Reprieve for threatened bus services

June 22 2022

A DEAL to keep the region's subsidised bus services running for the next seven months has been hammered out by political leaders.

Behind-closed-doors negotiations lasting more than four hours between Metro Mayor Dan Norris and the leaders of Bristol, South Gloucestershire and Bath & North East Somerset councils succeeded in breaking a deadlock over who pays how much.

The rescue package means an initial seven-month extension to current contracts for 80 supported bus services, including the number 17, which links Staple Hill with Southmead Hospital and Kingswood, which are seen as important routes but are not commercially viable so are subsidised with public money.

It will allow time for an urgent review of where buses should run across the region ahead of new four-year contracts for services to be introduced from next April.

The political leaders agreed that supported services would be funded through a combination of contributions from the West of England Combined Authority and the three local councils.

They also agreed that any subsidised routes in future would be subject to a “value for money mechanism” - a suggestion which had previously seen talks being adjourned without agreement in May.

Mr Norris had made this a "red line" in negotiations after saying he was shocked to discover the 948 school bus from Pucklechurch via Mangotsfield to Sir Bernard Lovell Academy in Oldland Common was costing taxpayers £426 return, per pupil, per day.

When the talks resumed at a reconvened extraordinary meeting of the Weca committee in Bath Guildhall on June 14, public sessions were delayed for Mr Norris, Bristol Mayor Marvin Rees, South Gloucestershire Council leader Toby Savage and B&NES leader Kevin Guy to thrash out a deal in private.

Four hours later the public session started and finished in just over two minutes, as Cllr Guy formally withdrew a proposal backed by the unitary authorities at the May meeting and a new resolution tabled by Mr Norris was unanimously accepted.

Had agreement not been reached, a total of 26 services could have been axed.
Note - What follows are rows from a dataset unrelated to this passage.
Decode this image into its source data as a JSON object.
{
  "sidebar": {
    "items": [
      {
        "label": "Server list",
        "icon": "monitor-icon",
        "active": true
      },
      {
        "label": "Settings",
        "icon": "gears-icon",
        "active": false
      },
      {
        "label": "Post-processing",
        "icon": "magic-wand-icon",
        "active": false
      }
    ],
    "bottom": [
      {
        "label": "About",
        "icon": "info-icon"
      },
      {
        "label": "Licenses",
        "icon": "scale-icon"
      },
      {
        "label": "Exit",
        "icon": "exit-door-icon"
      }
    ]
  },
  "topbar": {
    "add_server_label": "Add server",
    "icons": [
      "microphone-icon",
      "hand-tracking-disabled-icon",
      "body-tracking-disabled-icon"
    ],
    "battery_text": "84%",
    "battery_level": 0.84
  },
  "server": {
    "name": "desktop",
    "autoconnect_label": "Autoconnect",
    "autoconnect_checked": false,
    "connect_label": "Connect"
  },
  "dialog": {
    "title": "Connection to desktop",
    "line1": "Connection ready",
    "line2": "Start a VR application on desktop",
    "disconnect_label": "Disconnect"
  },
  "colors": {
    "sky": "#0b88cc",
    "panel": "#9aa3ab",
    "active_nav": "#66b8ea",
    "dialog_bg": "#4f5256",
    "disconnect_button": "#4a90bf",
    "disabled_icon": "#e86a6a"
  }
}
As well as the 17 and 948, the threatened services included the 967 Westerleigh to Chipping Sodbury and Brimsham Green schools.

Afterwards Mr Norris, who had previously criticised behind-the-scenes deals, said: "This is a victory for common sense. We now have a long-term plan, over a four-year period, that will offer stability for passengers and bus companies who want to invest.

"Leaders agreed with me to end the bonkers situation where bus routes are funded to extraordinary levels through an historic accident – and to instead plough that cash straight back into more bus services."

Mr Savage said: "Securing this agreement to protect our bus services while we conduct an urgent wider review is a really positive step forward, providing reassurance to our communities who would otherwise face sudden cuts – on top of cuts that have already occurred – at a time when we really need to be rebuilding confidence in public transport.

"We need more people on buses, not fewer, and for that we need a resilient network. I look forward to the understanding this review will bring and working together across the region to deliver the services we all need."

By Adam Postans, Local Democracy Reporting Service